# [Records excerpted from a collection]
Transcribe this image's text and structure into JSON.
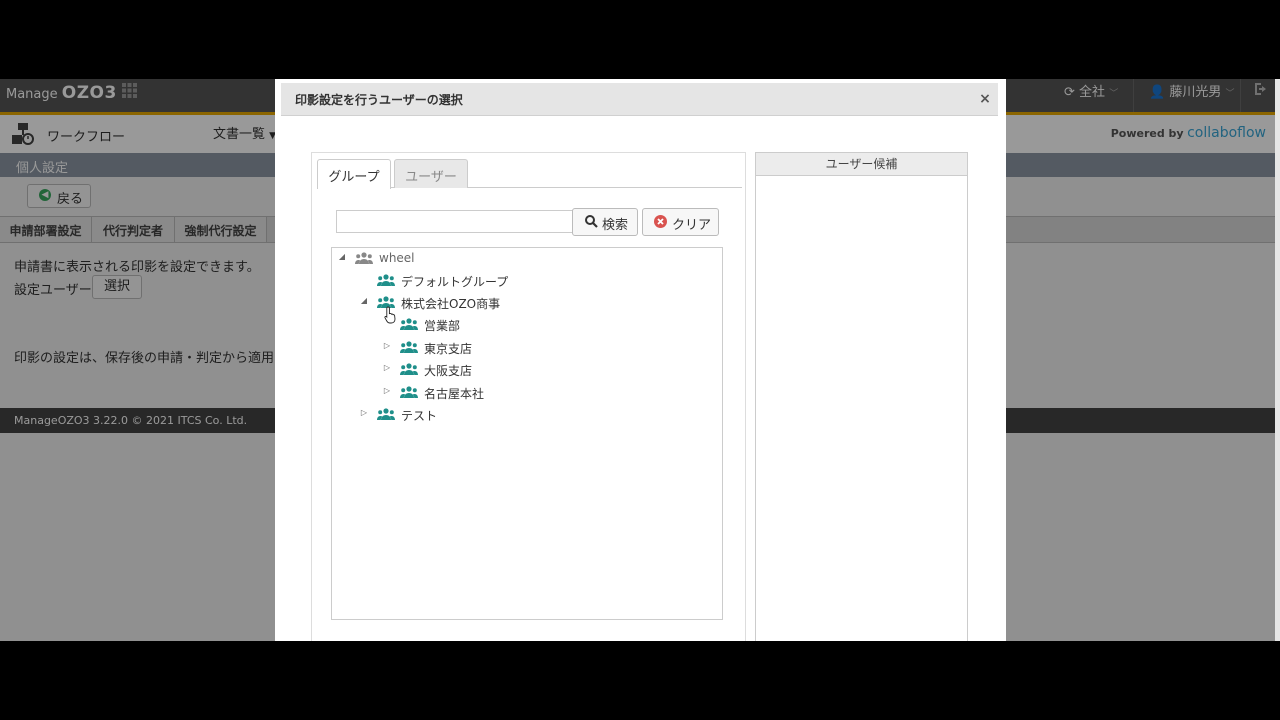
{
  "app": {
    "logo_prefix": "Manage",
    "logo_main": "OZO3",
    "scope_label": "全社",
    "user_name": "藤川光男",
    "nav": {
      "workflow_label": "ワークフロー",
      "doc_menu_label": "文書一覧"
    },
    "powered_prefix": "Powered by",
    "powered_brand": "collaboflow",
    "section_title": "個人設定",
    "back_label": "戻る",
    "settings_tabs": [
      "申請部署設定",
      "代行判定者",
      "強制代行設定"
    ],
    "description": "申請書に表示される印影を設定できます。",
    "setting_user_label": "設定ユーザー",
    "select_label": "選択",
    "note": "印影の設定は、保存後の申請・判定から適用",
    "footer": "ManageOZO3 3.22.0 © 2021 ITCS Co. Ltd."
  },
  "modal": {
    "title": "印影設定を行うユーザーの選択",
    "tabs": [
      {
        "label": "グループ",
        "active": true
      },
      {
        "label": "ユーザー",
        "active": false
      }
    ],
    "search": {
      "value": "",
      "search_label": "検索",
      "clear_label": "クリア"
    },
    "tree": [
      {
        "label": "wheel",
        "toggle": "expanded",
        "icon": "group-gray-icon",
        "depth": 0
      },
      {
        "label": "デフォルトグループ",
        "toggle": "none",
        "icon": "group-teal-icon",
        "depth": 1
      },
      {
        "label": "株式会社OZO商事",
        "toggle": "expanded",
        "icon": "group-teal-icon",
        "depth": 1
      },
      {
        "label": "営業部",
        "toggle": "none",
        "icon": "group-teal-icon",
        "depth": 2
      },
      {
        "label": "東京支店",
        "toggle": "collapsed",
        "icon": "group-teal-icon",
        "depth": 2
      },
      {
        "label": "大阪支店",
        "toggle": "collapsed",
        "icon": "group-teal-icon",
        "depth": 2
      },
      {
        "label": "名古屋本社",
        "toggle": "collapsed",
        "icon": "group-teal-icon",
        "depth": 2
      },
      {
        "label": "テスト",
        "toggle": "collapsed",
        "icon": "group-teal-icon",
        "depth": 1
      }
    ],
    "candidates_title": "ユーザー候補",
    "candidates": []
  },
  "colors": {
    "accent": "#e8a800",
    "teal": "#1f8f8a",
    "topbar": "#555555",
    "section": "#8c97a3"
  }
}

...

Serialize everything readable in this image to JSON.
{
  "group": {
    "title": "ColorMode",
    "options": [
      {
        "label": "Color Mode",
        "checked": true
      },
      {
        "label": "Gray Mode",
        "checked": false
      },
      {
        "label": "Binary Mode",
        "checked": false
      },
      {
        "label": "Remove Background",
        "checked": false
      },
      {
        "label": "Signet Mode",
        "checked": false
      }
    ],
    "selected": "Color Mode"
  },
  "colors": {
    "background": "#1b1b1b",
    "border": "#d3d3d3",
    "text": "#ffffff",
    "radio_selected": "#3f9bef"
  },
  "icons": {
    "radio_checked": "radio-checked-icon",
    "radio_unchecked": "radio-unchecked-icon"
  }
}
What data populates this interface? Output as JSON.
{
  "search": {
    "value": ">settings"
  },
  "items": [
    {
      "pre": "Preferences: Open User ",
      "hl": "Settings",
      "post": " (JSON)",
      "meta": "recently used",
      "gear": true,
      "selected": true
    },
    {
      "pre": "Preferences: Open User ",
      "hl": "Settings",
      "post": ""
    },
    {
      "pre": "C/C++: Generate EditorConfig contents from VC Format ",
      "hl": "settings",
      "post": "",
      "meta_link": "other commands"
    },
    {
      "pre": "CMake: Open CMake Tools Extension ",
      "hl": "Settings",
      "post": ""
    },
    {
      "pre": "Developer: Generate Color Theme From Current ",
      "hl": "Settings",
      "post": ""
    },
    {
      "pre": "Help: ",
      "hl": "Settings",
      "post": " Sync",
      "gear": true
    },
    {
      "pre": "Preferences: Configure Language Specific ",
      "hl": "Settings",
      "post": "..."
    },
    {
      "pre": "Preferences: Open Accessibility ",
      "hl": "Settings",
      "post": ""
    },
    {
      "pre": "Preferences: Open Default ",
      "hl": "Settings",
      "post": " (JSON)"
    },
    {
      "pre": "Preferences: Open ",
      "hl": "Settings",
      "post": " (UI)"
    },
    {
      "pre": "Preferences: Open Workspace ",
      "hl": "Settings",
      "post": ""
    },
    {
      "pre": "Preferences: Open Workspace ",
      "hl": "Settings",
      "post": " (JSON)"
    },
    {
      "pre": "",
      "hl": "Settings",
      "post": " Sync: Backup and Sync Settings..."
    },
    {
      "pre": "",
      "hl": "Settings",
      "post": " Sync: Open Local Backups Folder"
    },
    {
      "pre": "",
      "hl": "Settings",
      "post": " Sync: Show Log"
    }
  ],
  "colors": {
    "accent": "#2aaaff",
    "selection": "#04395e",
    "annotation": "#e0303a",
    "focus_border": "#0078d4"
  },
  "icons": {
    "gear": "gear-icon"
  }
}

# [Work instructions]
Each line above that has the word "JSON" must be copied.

# [Written response]
Transcribe this image's text and structure into JSON.
Serialize everything readable in this image to JSON.
What data populates this interface? Output as JSON.
      "post": " (JSON)",
      "post": " (JSON)"
      "post": " (JSON)"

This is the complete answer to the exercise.